Thatcher Freeman's picture

I don't own a Sony but it seems like their compressed RAW has been criticised because it had obvious compression artifacts in certain scenarios. The examples from the first article when I googled it (link below) seems to have pretty glaring artifacts if when zoomed in, and on real-world examples.

The way you framed it, it sounds like your experience is different from what this guy said. Is the author of this linked article using the wrong settings or something?

Halvor Evensen's picture

Hi Thatcher,

I did see some artifacts when pushing my previous A7III by recovering 2-3 stops, but it was very minor. However with that camera I mostly shot uncompressed since the files weren’t that big. Other than that I would probably call it an even after watching this video, up to two stops.

However the A7r iv is a different story for me. I struggle to see any artifacts at all and I have tested it in multiple situations. The only time where I can spot the difference is with astro, and those high contrast scenes is where u probably would want to have it set to uncompressed.

It’s just my personal experience. But it is fantastic that we can save space on our memory cards and storage :)

Greetings from Norway

Thatcher Freeman's picture

Thanks, nice to see your experience that the compressed RAWs from Sony cameras have a minimal compromise in image quality. Competition in the space improves cameras for everyone, and that's certainly a necessary feature with the high resolutions of the a7r cameras.

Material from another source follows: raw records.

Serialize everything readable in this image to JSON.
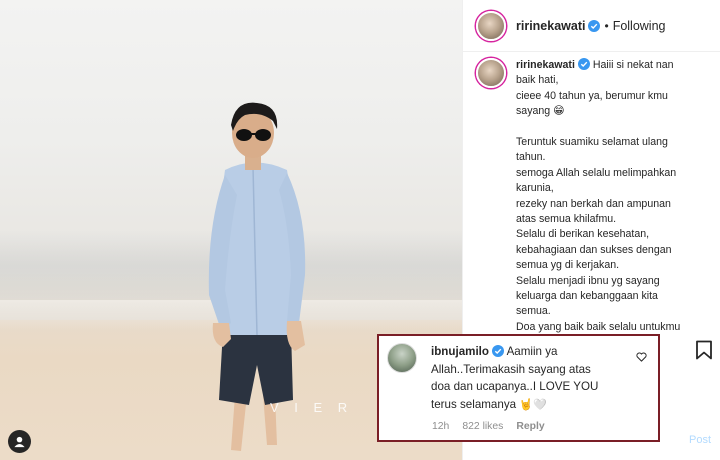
{
  "post": {
    "photo_watermark": "V I E R",
    "header": {
      "username": "ririnekawati",
      "follow_state": "Following"
    },
    "caption": {
      "username": "ririnekawati",
      "lines": [
        "Haiii si nekat nan",
        "baik hati,",
        "cieee 40 tahun ya, berumur kmu",
        "sayang",
        "",
        "Teruntuk suamiku selamat ulang",
        "tahun.",
        "semoga Allah selalu melimpahkan",
        "karunia,",
        "rezeky nan berkah dan ampunan",
        "atas semua khilafmu.",
        "Selalu di berikan kesehatan,",
        "kebahagiaan dan sukses dengan",
        "semua yg di kerjakan.",
        "Selalu menjadi ibnu yg sayang",
        "keluarga dan kebanggaan kita",
        "semua.",
        "Doa yang baik baik selalu untukmu",
        ""
      ],
      "emoji_after_sayang": "😁",
      "emoji_end": "🙏"
    },
    "comment": {
      "username": "ibnujamilo",
      "lines": [
        "Aamiin ya",
        "Allah..Terimakasih sayang atas",
        "doa dan ucapanya..I LOVE YOU",
        "terus selamanya"
      ],
      "emoji_end": "🤘🤍",
      "time": "12h",
      "likes": "822 likes",
      "reply_label": "Reply"
    },
    "post_button_label": "Post",
    "icons": {
      "verified": "verified-badge-icon",
      "heart": "heart-icon",
      "bookmark": "bookmark-icon",
      "user_tag": "user-tag-icon"
    },
    "colors": {
      "verified_blue": "#3897f0",
      "highlight_border": "#7a1e26",
      "post_button": "#b3dbff",
      "meta_gray": "#8e8e8e"
    }
  }
}
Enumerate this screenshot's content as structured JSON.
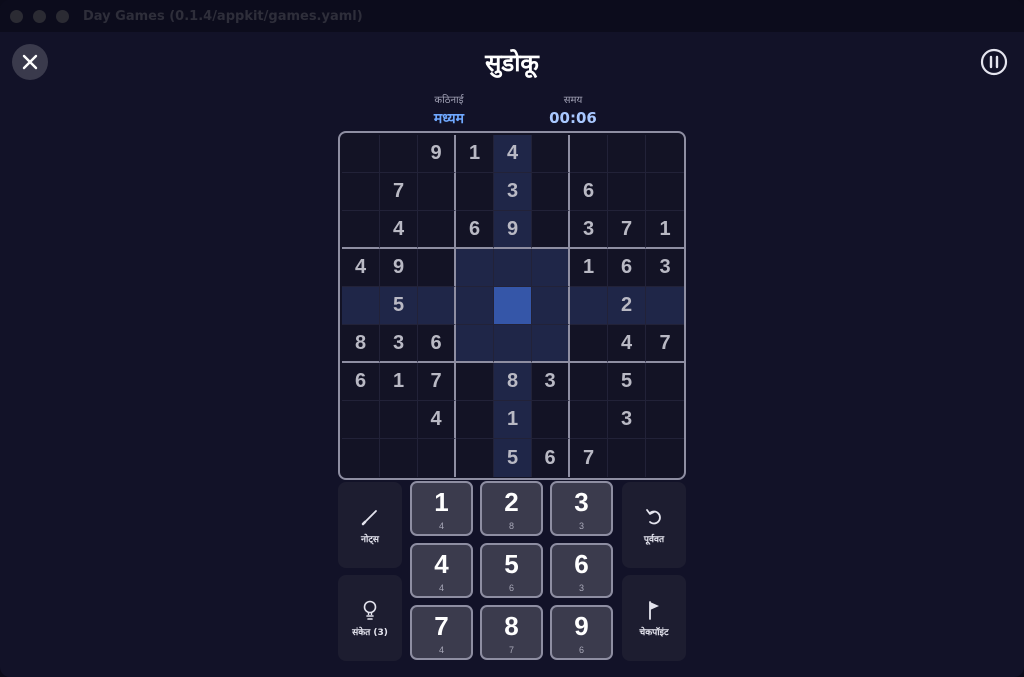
{
  "window": {
    "title": "Day Games (0.1.4/appkit/games.yaml)"
  },
  "game": {
    "title": "सुडोकू"
  },
  "stats": {
    "difficulty_label": "कठिनाई",
    "difficulty_value": "मध्यम",
    "time_label": "समय",
    "time_value": "00:06"
  },
  "board": {
    "selected": {
      "row": 4,
      "col": 4
    },
    "rows": [
      [
        "",
        "",
        "9",
        "1",
        "4",
        "",
        "",
        "",
        ""
      ],
      [
        "",
        "7",
        "",
        "",
        "3",
        "",
        "6",
        "",
        ""
      ],
      [
        "",
        "4",
        "",
        "6",
        "9",
        "",
        "3",
        "7",
        "1"
      ],
      [
        "4",
        "9",
        "",
        "",
        "",
        "",
        "1",
        "6",
        "3"
      ],
      [
        "",
        "5",
        "",
        "",
        "",
        "",
        "",
        "2",
        ""
      ],
      [
        "8",
        "3",
        "6",
        "",
        "",
        "",
        "",
        "4",
        "7"
      ],
      [
        "6",
        "1",
        "7",
        "",
        "8",
        "3",
        "",
        "5",
        ""
      ],
      [
        "",
        "",
        "4",
        "",
        "1",
        "",
        "",
        "3",
        ""
      ],
      [
        "",
        "",
        "",
        "",
        "5",
        "6",
        "7",
        "",
        ""
      ]
    ]
  },
  "numpad": [
    {
      "digit": "1",
      "remaining": "4"
    },
    {
      "digit": "2",
      "remaining": "8"
    },
    {
      "digit": "3",
      "remaining": "3"
    },
    {
      "digit": "4",
      "remaining": "4"
    },
    {
      "digit": "5",
      "remaining": "6"
    },
    {
      "digit": "6",
      "remaining": "3"
    },
    {
      "digit": "7",
      "remaining": "4"
    },
    {
      "digit": "8",
      "remaining": "7"
    },
    {
      "digit": "9",
      "remaining": "6"
    }
  ],
  "actions": {
    "notes_label": "नोट्स",
    "hint_label": "संकेत (3)",
    "undo_label": "पूर्ववत",
    "checkpoint_label": "चेकपॉइंट"
  },
  "icons": {
    "close": "close-icon",
    "pause": "pause-icon",
    "notes": "pencil-icon",
    "hint": "lightbulb-icon",
    "undo": "undo-icon",
    "checkpoint": "flag-icon"
  },
  "colors": {
    "background": "#121228",
    "accent": "#6fa8ff",
    "selected_cell": "#3556a8",
    "highlight": "#1f2648"
  }
}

sam dasso's picture

Yes, my experience is different. I don.t try to recover shadows on 0.5MP crop from 42mp file.

Thatcher Freeman's picture

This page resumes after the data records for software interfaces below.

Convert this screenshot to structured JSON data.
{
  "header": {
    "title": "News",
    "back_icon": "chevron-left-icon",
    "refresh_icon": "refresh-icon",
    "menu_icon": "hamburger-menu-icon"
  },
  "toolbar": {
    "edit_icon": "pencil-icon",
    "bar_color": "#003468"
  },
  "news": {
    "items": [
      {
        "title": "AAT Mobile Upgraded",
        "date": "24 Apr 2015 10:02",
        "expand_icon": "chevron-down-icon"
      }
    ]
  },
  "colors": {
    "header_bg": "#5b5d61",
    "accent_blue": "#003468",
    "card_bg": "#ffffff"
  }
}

To be fair, if you were using one of the lower resolution Sonys then these kinds of artifacts would be larger, particularly if you did not have the option of an uncompressed RAW. With Sony's modern a7r offerings the benefits of the smaller file size really start to outweigh the shrinking artifacts though.

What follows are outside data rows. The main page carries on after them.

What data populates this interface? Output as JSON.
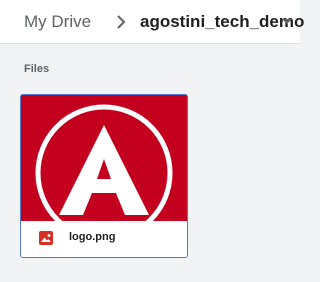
{
  "breadcrumb": {
    "root": "My Drive",
    "current": "agostini_tech_demo"
  },
  "icons": {
    "separator": "chevron-right-icon",
    "caret": "arrow-drop-down-icon",
    "file_type": "image-file-icon",
    "thumbnail": "angular-logo-thumbnail"
  },
  "files_section": {
    "label": "Files",
    "items": [
      {
        "name": "logo.png"
      }
    ]
  },
  "colors": {
    "selection_border": "#4d7bd6",
    "thumbnail_bg": "#c3001e",
    "image_icon": "#d93025"
  }
}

I'm thinking I'm about five years late to this discussion lol

Christian Durand's picture

here comes the Sony fans ....

Colin Robertson's picture

Is there a new compressed raw format I'm not aware of? The EOS R has been out for like, a year and a half and I don't think it was the first camera that included C-Raw (just the first canon I have that has it).

Tony Tumminello's picture

I believe it was introduced with the M50, so it's been out for a couple of years now at this point.

Mutley Dastardly's picture

When there is a difference it's no lossless compression. Why don't you compare it at a high iso?

Lennart Böwering's picture

I'd like to know how cRAW compares to the compressed dng. I did a lot of testing and now compress pretty much all of my images, because it's still plenty enough and saves me more than 50% drive space.
So if these two compare, I'd be very happy to use it if I ever change to a canon mirrorless.

Spy Black's picture

Tastes just like margarine. No difference...

Tom Reichner's picture

Sounds great! I wish that C-RAW was available on my 5D4.